The governor agreed with the sheriffs that the law is difficult to enforce, telling the group that he didn’t expect the legislation to make it to his desk. But he has maintained that he still supports the gun control laws he signed.

“I commend the attorney general who wasn’t crazy about either of those laws, but he represented the state very well,” Hickenlooper said on Friday. “I think it’s probably time to put it behind us and move forward.

“Lord knows we are moving towards a full employment situation for appeals attorneys and people who do this kind of law, but I think we would be better served looking forward rather than looking back,” the governor continued.

When asked if he wished the court ruling upholding the laws came before he made his remarks to the sheriffs, Hickenlooper laughed, “That’s the story of my life.” But he said he would not have changed his remarks, despite the backing by the court.

“I don’t think it would have been different either way…” he said.

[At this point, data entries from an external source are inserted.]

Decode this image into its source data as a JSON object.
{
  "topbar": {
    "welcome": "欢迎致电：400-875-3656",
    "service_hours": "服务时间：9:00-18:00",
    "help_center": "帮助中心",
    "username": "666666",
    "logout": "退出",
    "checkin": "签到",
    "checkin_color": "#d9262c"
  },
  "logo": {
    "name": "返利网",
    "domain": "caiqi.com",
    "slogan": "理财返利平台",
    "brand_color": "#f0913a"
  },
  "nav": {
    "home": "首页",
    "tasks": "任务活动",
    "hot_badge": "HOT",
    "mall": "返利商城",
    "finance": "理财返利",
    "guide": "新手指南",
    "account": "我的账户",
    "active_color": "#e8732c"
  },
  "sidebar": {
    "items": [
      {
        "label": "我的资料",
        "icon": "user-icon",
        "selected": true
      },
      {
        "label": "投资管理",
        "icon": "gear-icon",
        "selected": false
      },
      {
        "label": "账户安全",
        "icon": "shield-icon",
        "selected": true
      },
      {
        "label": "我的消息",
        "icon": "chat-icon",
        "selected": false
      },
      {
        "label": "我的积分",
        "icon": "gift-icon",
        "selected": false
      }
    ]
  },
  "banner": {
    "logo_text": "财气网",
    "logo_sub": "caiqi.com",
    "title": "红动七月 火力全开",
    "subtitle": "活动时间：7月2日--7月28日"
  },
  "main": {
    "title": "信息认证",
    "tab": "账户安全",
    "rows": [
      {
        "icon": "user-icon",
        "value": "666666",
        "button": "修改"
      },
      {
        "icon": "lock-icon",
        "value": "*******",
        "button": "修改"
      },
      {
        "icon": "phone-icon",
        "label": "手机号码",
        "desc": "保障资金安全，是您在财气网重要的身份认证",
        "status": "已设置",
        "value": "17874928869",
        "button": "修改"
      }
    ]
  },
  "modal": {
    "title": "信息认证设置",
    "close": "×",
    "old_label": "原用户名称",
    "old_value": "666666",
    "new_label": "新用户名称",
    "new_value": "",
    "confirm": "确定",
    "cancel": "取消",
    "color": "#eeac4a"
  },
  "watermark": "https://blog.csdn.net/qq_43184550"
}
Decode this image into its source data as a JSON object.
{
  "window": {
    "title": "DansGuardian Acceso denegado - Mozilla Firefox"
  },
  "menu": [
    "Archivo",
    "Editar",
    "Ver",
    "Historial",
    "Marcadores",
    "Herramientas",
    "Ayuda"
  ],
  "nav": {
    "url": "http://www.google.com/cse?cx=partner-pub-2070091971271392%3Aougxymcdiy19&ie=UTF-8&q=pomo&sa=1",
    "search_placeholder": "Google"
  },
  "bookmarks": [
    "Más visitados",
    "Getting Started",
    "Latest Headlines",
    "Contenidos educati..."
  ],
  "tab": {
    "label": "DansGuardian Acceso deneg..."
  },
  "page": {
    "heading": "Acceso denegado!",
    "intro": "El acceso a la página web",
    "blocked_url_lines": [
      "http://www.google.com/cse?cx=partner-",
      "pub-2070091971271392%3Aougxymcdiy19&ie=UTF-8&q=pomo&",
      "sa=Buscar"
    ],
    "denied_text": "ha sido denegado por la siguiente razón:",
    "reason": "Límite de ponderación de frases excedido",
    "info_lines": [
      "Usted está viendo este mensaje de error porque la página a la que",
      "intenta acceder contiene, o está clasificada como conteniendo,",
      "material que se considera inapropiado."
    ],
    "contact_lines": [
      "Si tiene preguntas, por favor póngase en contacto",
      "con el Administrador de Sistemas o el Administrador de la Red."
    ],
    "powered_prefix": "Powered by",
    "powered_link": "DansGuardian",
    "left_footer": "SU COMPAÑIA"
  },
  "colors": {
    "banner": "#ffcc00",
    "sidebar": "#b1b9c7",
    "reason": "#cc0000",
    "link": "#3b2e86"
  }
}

“I’d go up again. We weren’t trying to win them over… I apologized because they felt they weren’t heard, but I don’t think that’s criminal,” explained Hickenlooper.

Attorney General John Suthers, a Republican who isn’t a fan of the laws, praised the court for its decision.

“Like Judge Krieger, the Colorado Attorney General’s Office has never asserted that the laws in question are good, wise or sound policy. As it does in all cases, the AG’s office has fulfilled its responsibility to defend the constitutionality of the Colorado law in question,” Suthers explained in a statement. “The Attorney General’s Office fully expects the case to be appealed and looks forward to final resolution of the issues as soon as possible.”

Appeal coming

Indeed an appeal is coming, according to attorney David Kopel, who represents the small group of sheriffs who remained as litigants in the case. The U.S. 10th District Court of Appeals would hear that case.

Kopel suggested that Krieger improperly applied rulings from higher courts.

“The judge is not there to rule on the wisdom of the law, but the constitution, and the higher court precedents say that when people’s rights are infringed, you have to look at whether the infringements meaningfully advance public safety. You have to look at the means and the ends. We showed the court unrebutted evidence that the means are a failure.”

Kopel spoke at a news conference Thursday at the Independence Institute, a libertarian think thank that has opposed the laws from the beginning. He is a research director with the Independence Institute. Kopel said the ruling did not surprise him.

“It was within the range of what we considered possible,” he said. “Compared to a lot of other cases, all the attorneys left at the end of the trial with a lot of uncertainty… This was not shocking to us, nor would a different result have been shocking to us.”

Joining the news conference was Cooke, who spoke on behalf of county sheriffs. Cooke pointed to Hickenlooper’s comments before the sheriffs in Aspen.

“Two weeks ago, John Hickenlooper truthfully told the sheriffs the he knows the magazine bans won’t do any good. We presented extensive evidence to the court showing that he was right,” said Cooke.

“Two weeks ago, John Hickenlooper truthfully told the sheriffs ‘we really screwed up’ the background bill,” added Cooke. “He was right.”

But one former lawmaker who experienced the fallout of the gun control laws firsthand said she has no regrets. Evie Hudak, the former Democratic senator from Westminster, resigned after gun rights groups targeted her for a recall election. Just as proponents were preparing to hand in signatures to trigger a recall election, Hudak resigned.

She resigned following two successful recall elections of Senate Democrats in Colorado Springs and Pueblo, where President John Morse and Angela Giron were ousted from office over their support of gun control. “It just goes to show that they were reasonable legal measures, and I knew that going into it, and it just was vindication for all of us that we did do the right thing,” said Hudak.

“Some of us paid a pretty big price for it, but it was worth it,” added Hudak. “As John Morse always said, ‘If you’re a true public servant, then you’re in the game to make things better.’”

Peter@coloradostatesman.com